_Exercise_
Return each line below exactly as it reads, and omit any image in it.

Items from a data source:
%%

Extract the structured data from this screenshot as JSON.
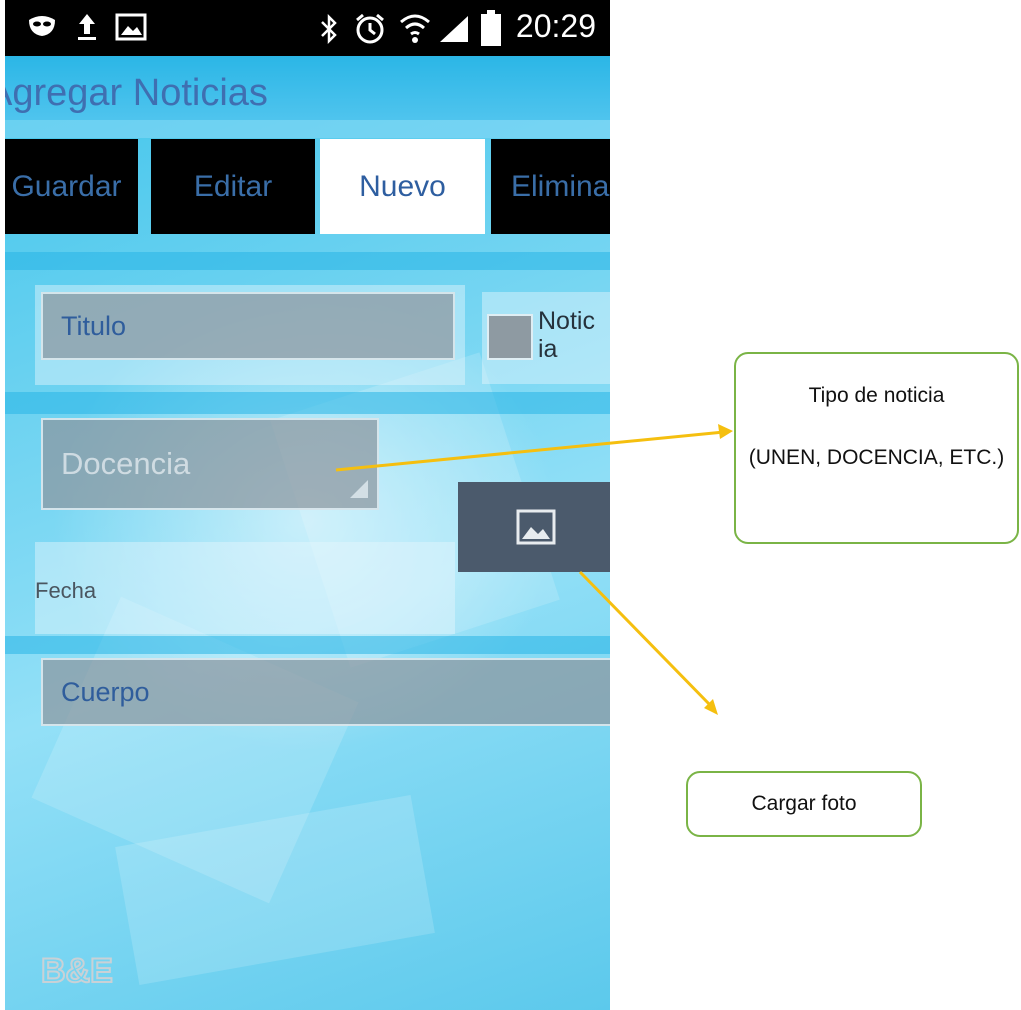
{
  "status_bar": {
    "time": "20:29",
    "left_icons": [
      "mask-icon",
      "upload-icon",
      "image-icon"
    ],
    "right_icons": [
      "bluetooth-icon",
      "alarm-icon",
      "wifi-icon",
      "signal-icon",
      "battery-icon"
    ]
  },
  "app": {
    "title": "Agregar Noticias",
    "tabs": [
      {
        "label": "Guardar",
        "active": false
      },
      {
        "label": "Editar",
        "active": false
      },
      {
        "label": "Nuevo",
        "active": true
      },
      {
        "label": "Eliminar",
        "active": false
      }
    ]
  },
  "form": {
    "titulo_placeholder": "Titulo",
    "checkbox_label_line1": "Notic",
    "checkbox_label_line2": "ia",
    "tipo_value": "Docencia",
    "fecha_label": "Fecha",
    "cuerpo_placeholder": "Cuerpo"
  },
  "logo_text": "B&E",
  "annotations": {
    "tipo_title": "Tipo de noticia",
    "tipo_detail": "(UNEN, DOCENCIA, ETC.)",
    "foto": "Cargar foto"
  },
  "colors": {
    "annotation_border": "#7ab446",
    "arrow": "#f5bf0f",
    "tab_active_bg": "#ffffff",
    "tab_bg": "#000000"
  }
}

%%

_Task response_
Extract the structured data from this screenshot as JSON.
{
  "status_bar": {
    "time": "20:29",
    "left_icons": [
      "mask-icon",
      "upload-icon",
      "image-icon"
    ],
    "right_icons": [
      "bluetooth-icon",
      "alarm-icon",
      "wifi-icon",
      "signal-icon",
      "battery-icon"
    ]
  },
  "app": {
    "title": "Agregar Noticias",
    "tabs": [
      {
        "label": "Guardar",
        "active": false
      },
      {
        "label": "Editar",
        "active": false
      },
      {
        "label": "Nuevo",
        "active": true
      },
      {
        "label": "Eliminar",
        "active": false
      }
    ]
  },
  "form": {
    "titulo_placeholder": "Titulo",
    "checkbox_label_line1": "Notic",
    "checkbox_label_line2": "ia",
    "tipo_value": "Docencia",
    "fecha_label": "Fecha",
    "cuerpo_placeholder": "Cuerpo"
  },
  "logo_text": "B&E",
  "annotations": {
    "tipo_title": "Tipo de noticia",
    "tipo_detail": "(UNEN, DOCENCIA, ETC.)",
    "foto": "Cargar foto"
  },
  "colors": {
    "annotation_border": "#7ab446",
    "arrow": "#f5bf0f",
    "tab_active_bg": "#ffffff",
    "tab_bg": "#000000"
  }
}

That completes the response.